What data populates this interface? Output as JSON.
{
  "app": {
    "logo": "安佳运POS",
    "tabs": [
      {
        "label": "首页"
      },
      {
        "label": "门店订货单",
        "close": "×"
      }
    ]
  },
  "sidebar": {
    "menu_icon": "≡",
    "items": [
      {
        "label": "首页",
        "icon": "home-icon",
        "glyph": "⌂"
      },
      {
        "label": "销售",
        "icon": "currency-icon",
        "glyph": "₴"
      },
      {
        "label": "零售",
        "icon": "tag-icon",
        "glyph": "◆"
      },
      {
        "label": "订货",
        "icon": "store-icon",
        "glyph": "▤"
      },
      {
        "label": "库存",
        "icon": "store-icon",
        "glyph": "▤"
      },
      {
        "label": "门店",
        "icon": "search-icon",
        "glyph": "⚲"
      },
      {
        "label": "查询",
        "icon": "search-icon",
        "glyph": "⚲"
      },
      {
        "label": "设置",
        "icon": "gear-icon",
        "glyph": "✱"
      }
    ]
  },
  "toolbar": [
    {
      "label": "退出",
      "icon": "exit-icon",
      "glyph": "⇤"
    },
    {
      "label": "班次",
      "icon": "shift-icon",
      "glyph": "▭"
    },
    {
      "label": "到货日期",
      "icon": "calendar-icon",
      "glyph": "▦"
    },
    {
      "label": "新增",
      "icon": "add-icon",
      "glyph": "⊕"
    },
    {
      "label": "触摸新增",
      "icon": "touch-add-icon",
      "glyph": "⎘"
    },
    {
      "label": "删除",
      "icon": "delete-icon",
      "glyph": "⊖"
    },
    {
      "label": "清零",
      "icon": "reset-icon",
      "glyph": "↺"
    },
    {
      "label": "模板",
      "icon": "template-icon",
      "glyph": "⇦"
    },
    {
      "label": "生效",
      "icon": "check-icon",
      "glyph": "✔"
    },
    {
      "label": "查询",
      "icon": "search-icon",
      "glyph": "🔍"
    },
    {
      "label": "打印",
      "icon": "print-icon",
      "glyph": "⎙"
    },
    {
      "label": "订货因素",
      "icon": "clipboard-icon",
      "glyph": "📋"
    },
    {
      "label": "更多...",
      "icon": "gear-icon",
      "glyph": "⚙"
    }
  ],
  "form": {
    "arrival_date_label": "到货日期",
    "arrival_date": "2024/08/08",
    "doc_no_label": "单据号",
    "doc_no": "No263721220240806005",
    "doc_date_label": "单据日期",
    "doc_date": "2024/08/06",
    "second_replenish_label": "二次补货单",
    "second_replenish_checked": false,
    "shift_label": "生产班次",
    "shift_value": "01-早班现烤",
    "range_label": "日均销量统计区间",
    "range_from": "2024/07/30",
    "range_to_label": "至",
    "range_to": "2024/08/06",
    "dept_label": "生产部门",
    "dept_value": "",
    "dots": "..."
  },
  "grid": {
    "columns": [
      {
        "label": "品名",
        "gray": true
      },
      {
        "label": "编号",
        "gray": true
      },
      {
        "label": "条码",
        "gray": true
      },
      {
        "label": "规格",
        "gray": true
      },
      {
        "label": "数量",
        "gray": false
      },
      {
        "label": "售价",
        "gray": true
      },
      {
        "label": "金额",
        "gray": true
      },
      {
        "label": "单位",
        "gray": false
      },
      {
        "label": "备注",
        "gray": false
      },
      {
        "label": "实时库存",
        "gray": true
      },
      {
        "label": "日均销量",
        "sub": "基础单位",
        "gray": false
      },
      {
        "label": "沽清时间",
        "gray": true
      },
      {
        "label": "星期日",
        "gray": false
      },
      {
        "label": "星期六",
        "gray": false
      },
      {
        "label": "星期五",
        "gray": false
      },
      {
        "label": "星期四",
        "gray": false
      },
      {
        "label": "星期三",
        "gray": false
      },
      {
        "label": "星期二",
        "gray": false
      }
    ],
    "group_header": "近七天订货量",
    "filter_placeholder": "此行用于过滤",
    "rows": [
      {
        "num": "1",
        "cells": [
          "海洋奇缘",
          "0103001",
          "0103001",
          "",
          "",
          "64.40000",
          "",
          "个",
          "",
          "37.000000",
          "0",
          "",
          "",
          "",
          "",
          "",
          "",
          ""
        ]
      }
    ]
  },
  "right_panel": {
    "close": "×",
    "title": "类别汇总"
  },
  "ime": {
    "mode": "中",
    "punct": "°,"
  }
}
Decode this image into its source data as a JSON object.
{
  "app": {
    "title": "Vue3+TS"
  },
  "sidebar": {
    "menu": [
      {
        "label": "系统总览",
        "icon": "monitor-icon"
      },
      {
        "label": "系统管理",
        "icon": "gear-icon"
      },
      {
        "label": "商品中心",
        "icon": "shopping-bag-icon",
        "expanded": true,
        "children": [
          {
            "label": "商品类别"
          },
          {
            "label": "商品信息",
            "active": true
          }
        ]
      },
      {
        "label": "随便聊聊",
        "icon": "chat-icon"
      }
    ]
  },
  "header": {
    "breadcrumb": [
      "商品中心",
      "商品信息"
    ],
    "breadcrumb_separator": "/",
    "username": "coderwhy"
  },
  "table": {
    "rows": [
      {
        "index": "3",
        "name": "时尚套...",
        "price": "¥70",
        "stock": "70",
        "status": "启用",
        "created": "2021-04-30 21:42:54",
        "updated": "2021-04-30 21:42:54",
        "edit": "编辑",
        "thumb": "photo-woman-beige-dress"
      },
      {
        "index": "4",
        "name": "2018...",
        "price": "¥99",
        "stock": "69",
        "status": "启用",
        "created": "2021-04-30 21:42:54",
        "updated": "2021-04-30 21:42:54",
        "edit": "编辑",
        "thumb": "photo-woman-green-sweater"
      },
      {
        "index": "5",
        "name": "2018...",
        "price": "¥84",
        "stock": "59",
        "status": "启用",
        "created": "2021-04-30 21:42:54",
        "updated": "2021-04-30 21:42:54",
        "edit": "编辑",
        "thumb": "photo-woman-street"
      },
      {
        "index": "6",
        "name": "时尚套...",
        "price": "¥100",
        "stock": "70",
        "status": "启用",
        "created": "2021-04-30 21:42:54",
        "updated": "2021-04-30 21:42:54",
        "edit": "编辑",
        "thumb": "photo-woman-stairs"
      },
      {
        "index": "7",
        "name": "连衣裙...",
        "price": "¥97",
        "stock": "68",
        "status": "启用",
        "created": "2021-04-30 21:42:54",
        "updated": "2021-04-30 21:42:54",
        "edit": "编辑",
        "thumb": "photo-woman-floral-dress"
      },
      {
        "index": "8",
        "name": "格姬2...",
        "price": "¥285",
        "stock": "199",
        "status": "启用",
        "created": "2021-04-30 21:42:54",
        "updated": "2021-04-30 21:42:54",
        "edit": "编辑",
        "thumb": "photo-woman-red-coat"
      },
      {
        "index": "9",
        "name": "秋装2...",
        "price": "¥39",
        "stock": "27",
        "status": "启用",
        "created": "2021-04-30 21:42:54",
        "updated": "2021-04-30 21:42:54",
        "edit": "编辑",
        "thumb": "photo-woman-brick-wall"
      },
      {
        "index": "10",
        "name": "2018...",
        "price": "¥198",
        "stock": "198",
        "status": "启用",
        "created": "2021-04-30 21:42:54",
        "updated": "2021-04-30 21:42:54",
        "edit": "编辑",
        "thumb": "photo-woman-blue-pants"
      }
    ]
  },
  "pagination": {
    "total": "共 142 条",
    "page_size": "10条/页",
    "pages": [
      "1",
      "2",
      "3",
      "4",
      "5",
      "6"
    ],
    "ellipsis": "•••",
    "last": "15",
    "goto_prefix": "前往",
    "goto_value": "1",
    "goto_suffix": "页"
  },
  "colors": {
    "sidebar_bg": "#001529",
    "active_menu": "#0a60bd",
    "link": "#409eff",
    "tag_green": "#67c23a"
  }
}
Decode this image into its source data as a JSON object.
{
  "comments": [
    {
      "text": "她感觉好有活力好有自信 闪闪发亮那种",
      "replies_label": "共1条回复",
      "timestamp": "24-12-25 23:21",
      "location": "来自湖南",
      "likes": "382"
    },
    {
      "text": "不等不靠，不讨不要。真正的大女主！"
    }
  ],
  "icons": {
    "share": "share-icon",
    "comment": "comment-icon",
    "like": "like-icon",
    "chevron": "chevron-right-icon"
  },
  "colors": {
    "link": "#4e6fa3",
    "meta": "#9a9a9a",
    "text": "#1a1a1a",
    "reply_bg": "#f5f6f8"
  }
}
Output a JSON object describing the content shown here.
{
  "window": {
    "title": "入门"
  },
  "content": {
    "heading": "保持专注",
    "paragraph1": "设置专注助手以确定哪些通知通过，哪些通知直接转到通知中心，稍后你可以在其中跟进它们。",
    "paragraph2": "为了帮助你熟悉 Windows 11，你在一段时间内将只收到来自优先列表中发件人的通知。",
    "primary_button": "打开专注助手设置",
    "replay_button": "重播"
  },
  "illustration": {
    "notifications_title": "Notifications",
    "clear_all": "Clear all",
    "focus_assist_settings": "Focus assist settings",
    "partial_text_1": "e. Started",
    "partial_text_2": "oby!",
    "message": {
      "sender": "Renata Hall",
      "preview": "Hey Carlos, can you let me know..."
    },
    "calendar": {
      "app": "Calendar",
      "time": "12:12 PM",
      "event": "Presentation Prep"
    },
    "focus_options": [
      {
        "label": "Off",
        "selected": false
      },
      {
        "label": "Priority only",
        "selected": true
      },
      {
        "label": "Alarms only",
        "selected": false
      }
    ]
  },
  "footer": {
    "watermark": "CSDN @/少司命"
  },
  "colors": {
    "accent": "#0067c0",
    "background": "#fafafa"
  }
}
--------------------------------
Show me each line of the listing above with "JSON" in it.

> **Answer space**:
What data populates this interface? Output as JSON.
Decode this image into its source data as a JSON object.
Decode this image into its source data as a JSON object.
Output a JSON object describing the content shown here.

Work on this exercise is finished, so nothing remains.